  1. Accessing the ClientID of the server control

    If you use inline code inside <% %> tags, you can access the ClientID directly from the .aspx page.

    	var goodID = '<% txtPhoneNumber.ClientID %>';  // = 'ctl00_ctl00_ctl00_main_HeaderTabs_txtPhoneNumber'
    	var badID = 'txtPhoneNumber'; // The text box does not have this ID, it will not work
    	var uglyID = 'ctl00_ctl00_ctl00_main_Content_txtPhoneNumber'; // DO NOT hardcode the generated ID into your code!
    

    This is not ideal because you cannot reference the ClientID from outside of the page, so you cannot keep your JavaScript in external files.

  2. Setting attributes on control and accessing with jQuery selectors

    jQuery has an excellent selector API that can easily grab an element if you know attributes on it. So, if there were a couple controls defined as:

    	<asp:TextBox runat="server" ID="txtPhoneNumber" CssClass="txtPhoneNumber" />
    	<asp:TextBox runat="server" ID="txtAddress" ClientID="txtAddress" />
    

    You could access them with jQuery:

    	$(".txtPhoneNumber").keyup(...);   // This works
    	$("[ClientID='txtAddress']").keyup(...);   // This works
    
    	$("#txtPhoneNumber").keyup(...);   // This still DOESN'T work
    	$("#txtAddress").keyup(...);   // This still DOESN'T work
    

    This is not ideal because it requires adding extra attributes onto any server control that you want to access with JavaScript.

Original jQuery Solution

I first happened upon a solution to the same problem over on John Sheehan’s blog.

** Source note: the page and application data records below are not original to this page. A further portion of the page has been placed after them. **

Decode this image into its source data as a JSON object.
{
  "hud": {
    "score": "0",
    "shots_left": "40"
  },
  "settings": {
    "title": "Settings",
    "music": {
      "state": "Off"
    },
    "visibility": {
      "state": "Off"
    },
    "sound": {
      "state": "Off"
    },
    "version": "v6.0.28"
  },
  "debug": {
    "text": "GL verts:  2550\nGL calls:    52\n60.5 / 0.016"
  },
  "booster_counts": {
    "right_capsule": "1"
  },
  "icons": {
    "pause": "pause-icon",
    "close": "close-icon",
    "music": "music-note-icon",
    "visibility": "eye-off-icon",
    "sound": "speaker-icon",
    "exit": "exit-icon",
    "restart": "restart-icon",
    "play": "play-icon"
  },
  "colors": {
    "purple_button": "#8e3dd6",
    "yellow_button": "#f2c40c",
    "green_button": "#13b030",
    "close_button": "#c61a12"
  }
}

This looked promising, but did not work the current latest release of jQuery (1.3). Another contributer to this blog, Tim Banks, updated the code in to work with the newer version.

However, I found an error in Internet Explorer and a more reliable way to get the ClientID would be to use the jQuery attribute selector and match based on an “id” attribute that ends with the Server ID. So, I wrote a JavaScript function called $asp that returned a jQuery collection. This function worked well and was implemented in the latest Foliotek release.

	function $asp(serverID) {
		return $("[id$='" + serverID+ "']");
	}

	// Once this function is included, you can call it and get back a jQuery collection
	$asp("txtPhoneNumber").keyup(...);

Updated jQuery and Sizzle Solution

It seemed like it would be better if the solution actually extended the selector engine rather than using a function to select objects. This would fit better into a jQuery development paradigm, allow more complex selectors, and also allow the selector to be used in other library functions, like “filter” or “find”. Also, it would be nice to be able to use the tag name in the selector to give a performance improvement, since getElementsByTagName is a fast operation that will narrow the element collection.

So, I returned to the selector, fixed the IE bug and made sure it worked with the now latest version of jQuery (1.3.2). This short function extends the Sizzle selector engine to return an element that has an ID that ends with the ID that is passed in the parenthesis after the “:asp()” selector.

	// Include this function before you use any selectors that rely on it
	jQuery.expr[':'].asp = function(elem, i, match) {
		return (elem.id && elem.id.match(match[3] + "$"));
	};

	// Now all of these are valid selectors
	// They show why this method has more functionality than the previous $asp() function.
	$(":asp(txtPhoneNumber)")
	$("input:asp(txtPhoneNumber):visible")
	$(":asp(txtPhoneNumber), :asp(txtAddress)")
	$("ul:asp(listTodos) li")
	$("#content").find("ul:asp(listTodos)")

This function allows access to server controls without adding additional markup and without the JavaScript existing on the .aspx page.


Note, there is a potential limitation if you had one control with the ID=”txtPhoneNumber” and another with ID=”mytxtPhoneNumber”. Both elements end with “txtPhoneNumber” and the selector would not necessarily return the correct value. This solution is not perfect in that sense, but the benefits it provides over other methods (cleaner markup and ability to use external JavaScript files) make it a good alternative.